■ **EXERCISE OBJECTIVE**
All the entries, exactly as they read, must be written out again.
>>
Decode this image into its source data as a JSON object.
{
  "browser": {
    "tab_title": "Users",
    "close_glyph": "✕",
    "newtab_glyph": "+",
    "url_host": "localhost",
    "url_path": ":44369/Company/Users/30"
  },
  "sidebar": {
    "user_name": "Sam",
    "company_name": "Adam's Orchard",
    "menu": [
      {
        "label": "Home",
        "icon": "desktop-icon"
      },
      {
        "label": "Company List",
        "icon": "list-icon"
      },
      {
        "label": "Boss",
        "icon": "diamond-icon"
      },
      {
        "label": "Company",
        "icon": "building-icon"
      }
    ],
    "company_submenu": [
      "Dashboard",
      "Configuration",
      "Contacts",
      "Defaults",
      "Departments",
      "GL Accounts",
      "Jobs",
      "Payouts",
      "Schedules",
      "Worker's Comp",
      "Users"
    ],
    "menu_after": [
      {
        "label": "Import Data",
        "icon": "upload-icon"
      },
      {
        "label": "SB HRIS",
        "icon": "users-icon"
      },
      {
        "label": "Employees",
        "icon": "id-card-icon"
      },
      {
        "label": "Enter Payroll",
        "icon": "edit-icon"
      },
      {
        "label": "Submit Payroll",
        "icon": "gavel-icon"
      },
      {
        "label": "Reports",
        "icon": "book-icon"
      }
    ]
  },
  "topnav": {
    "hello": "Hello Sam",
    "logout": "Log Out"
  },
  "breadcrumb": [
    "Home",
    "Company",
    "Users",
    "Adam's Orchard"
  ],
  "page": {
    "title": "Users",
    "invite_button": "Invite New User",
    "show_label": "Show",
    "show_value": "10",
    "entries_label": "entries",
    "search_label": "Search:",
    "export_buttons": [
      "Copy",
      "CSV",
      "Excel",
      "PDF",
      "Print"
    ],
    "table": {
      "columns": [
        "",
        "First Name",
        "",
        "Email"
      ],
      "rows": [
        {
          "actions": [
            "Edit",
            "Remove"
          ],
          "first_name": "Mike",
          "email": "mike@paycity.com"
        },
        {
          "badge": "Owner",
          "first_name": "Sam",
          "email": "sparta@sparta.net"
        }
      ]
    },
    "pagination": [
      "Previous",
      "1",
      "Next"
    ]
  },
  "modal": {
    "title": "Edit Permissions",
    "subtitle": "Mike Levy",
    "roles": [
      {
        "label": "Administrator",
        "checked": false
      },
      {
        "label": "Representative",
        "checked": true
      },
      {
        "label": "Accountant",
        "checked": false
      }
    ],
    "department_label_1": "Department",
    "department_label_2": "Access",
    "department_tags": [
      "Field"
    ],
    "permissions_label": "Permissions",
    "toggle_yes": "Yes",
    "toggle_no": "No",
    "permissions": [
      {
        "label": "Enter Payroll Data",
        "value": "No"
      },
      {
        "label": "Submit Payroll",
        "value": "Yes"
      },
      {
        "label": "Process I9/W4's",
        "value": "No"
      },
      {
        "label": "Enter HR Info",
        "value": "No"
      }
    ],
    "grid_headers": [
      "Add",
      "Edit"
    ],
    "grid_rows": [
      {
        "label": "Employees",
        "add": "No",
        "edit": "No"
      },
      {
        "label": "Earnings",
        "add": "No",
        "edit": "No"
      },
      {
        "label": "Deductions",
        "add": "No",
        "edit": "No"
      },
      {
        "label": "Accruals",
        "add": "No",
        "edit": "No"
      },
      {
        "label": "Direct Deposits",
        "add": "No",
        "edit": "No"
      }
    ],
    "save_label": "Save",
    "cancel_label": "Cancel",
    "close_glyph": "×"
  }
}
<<
■ **TASK OUTPUT**
Decode this image into its source data as a JSON object.
{
  "browser": {
    "tab_title": "Users",
    "close_glyph": "✕",
    "newtab_glyph": "+",
    "url_host": "localhost",
    "url_path": ":44369/Company/Users/30"
  },
  "sidebar": {
    "user_name": "Sam",
    "company_name": "Adam's Orchard",
    "menu": [
      {
        "label": "Home",
        "icon": "desktop-icon"
      },
      {
        "label": "Company List",
        "icon": "list-icon"
      },
      {
        "label": "Boss",
        "icon": "diamond-icon"
      },
      {
        "label": "Company",
        "icon": "building-icon"
      }
    ],
    "company_submenu": [
      "Dashboard",
      "Configuration",
      "Contacts",
      "Defaults",
      "Departments",
      "GL Accounts",
      "Jobs",
      "Payouts",
      "Schedules",
      "Worker's Comp",
      "Users"
    ],
    "menu_after": [
      {
        "label": "Import Data",
        "icon": "upload-icon"
      },
      {
        "label": "SB HRIS",
        "icon": "users-icon"
      },
      {
        "label": "Employees",
        "icon": "id-card-icon"
      },
      {
        "label": "Enter Payroll",
        "icon": "edit-icon"
      },
      {
        "label": "Submit Payroll",
        "icon": "gavel-icon"
      },
      {
        "label": "Reports",
        "icon": "book-icon"
      }
    ]
  },
  "topnav": {
    "hello": "Hello Sam",
    "logout": "Log Out"
  },
  "breadcrumb": [
    "Home",
    "Company",
    "Users",
    "Adam's Orchard"
  ],
  "page": {
    "title": "Users",
    "invite_button": "Invite New User",
    "show_label": "Show",
    "show_value": "10",
    "entries_label": "entries",
    "search_label": "Search:",
    "export_buttons": [
      "Copy",
      "CSV",
      "Excel",
      "PDF",
      "Print"
    ],
    "table": {
      "columns": [
        "",
        "First Name",
        "",
        "Email"
      ],
      "rows": [
        {
          "actions": [
            "Edit",
            "Remove"
          ],
          "first_name": "Mike",
          "email": "mike@paycity.com"
        },
        {
          "badge": "Owner",
          "first_name": "Sam",
          "email": "sparta@sparta.net"
        }
      ]
    },
    "pagination": [
      "Previous",
      "1",
      "Next"
    ]
  },
  "modal": {
    "title": "Edit Permissions",
    "subtitle": "Mike Levy",
    "roles": [
      {
        "label": "Administrator",
        "checked": false
      },
      {
        "label": "Representative",
        "checked": true
      },
      {
        "label": "Accountant",
        "checked": false
      }
    ],
    "department_label_1": "Department",
    "department_label_2": "Access",
    "department_tags": [
      "Field"
    ],
    "permissions_label": "Permissions",
    "toggle_yes": "Yes",
    "toggle_no": "No",
    "permissions": [
      {
        "label": "Enter Payroll Data",
        "value": "No"
      },
      {
        "label": "Submit Payroll",
        "value": "Yes"
      },
      {
        "label": "Process I9/W4's",
        "value": "No"
      },
      {
        "label": "Enter HR Info",
        "value": "No"
      }
    ],
    "grid_headers": [
      "Add",
      "Edit"
    ],
    "grid_rows": [
      {
        "label": "Employees",
        "add": "No",
        "edit": "No"
      },
      {
        "label": "Earnings",
        "add": "No",
        "edit": "No"
      },
      {
        "label": "Deductions",
        "add": "No",
        "edit": "No"
      },
      {
        "label": "Accruals",
        "add": "No",
        "edit": "No"
      },
      {
        "label": "Direct Deposits",
        "add": "No",
        "edit": "No"
      }
    ],
    "save_label": "Save",
    "cancel_label": "Cancel",
    "close_glyph": "×"
  }
}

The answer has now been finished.